╭─ Materials provided
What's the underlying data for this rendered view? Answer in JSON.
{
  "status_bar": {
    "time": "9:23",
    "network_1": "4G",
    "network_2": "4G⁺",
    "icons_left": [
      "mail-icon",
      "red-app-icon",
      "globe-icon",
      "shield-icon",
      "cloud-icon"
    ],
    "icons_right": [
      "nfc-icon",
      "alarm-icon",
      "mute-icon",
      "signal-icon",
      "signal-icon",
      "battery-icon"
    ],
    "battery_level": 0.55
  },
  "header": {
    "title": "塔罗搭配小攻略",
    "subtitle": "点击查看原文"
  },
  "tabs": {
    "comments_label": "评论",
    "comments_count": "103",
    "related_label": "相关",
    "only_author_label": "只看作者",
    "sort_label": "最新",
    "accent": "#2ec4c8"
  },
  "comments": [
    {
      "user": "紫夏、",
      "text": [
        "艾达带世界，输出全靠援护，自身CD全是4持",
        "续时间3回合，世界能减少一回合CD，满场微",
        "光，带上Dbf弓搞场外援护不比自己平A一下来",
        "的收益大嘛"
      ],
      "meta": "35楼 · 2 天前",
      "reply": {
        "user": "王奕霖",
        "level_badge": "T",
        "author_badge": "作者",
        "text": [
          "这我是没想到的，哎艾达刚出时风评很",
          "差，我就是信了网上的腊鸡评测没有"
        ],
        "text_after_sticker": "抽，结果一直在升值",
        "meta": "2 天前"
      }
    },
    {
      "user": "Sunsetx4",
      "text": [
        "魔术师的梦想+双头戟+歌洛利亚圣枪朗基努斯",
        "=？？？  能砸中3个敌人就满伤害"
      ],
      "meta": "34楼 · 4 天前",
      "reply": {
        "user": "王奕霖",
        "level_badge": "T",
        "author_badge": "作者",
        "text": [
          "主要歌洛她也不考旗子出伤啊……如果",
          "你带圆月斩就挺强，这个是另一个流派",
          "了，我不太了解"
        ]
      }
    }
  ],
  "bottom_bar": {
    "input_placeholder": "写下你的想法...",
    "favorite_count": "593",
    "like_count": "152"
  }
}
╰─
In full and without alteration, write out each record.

What's the underlying data for this rendered view? Answer in JSON.
{
  "status_bar": {
    "time": "9:23",
    "network_1": "4G",
    "network_2": "4G⁺",
    "icons_left": [
      "mail-icon",
      "red-app-icon",
      "globe-icon",
      "shield-icon",
      "cloud-icon"
    ],
    "icons_right": [
      "nfc-icon",
      "alarm-icon",
      "mute-icon",
      "signal-icon",
      "signal-icon",
      "battery-icon"
    ],
    "battery_level": 0.55
  },
  "header": {
    "title": "塔罗搭配小攻略",
    "subtitle": "点击查看原文"
  },
  "tabs": {
    "comments_label": "评论",
    "comments_count": "103",
    "related_label": "相关",
    "only_author_label": "只看作者",
    "sort_label": "最新",
    "accent": "#2ec4c8"
  },
  "comments": [
    {
      "user": "紫夏、",
      "text": [
        "艾达带世界，输出全靠援护，自身CD全是4持",
        "续时间3回合，世界能减少一回合CD，满场微",
        "光，带上Dbf弓搞场外援护不比自己平A一下来",
        "的收益大嘛"
      ],
      "meta": "35楼 · 2 天前",
      "reply": {
        "user": "王奕霖",
        "level_badge": "T",
        "author_badge": "作者",
        "text": [
          "这我是没想到的，哎艾达刚出时风评很",
          "差，我就是信了网上的腊鸡评测没有"
        ],
        "text_after_sticker": "抽，结果一直在升值",
        "meta": "2 天前"
      }
    },
    {
      "user": "Sunsetx4",
      "text": [
        "魔术师的梦想+双头戟+歌洛利亚圣枪朗基努斯",
        "=？？？  能砸中3个敌人就满伤害"
      ],
      "meta": "34楼 · 4 天前",
      "reply": {
        "user": "王奕霖",
        "level_badge": "T",
        "author_badge": "作者",
        "text": [
          "主要歌洛她也不考旗子出伤啊……如果",
          "你带圆月斩就挺强，这个是另一个流派",
          "了，我不太了解"
        ]
      }
    }
  ],
  "bottom_bar": {
    "input_placeholder": "写下你的想法...",
    "favorite_count": "593",
    "like_count": "152"
  }
}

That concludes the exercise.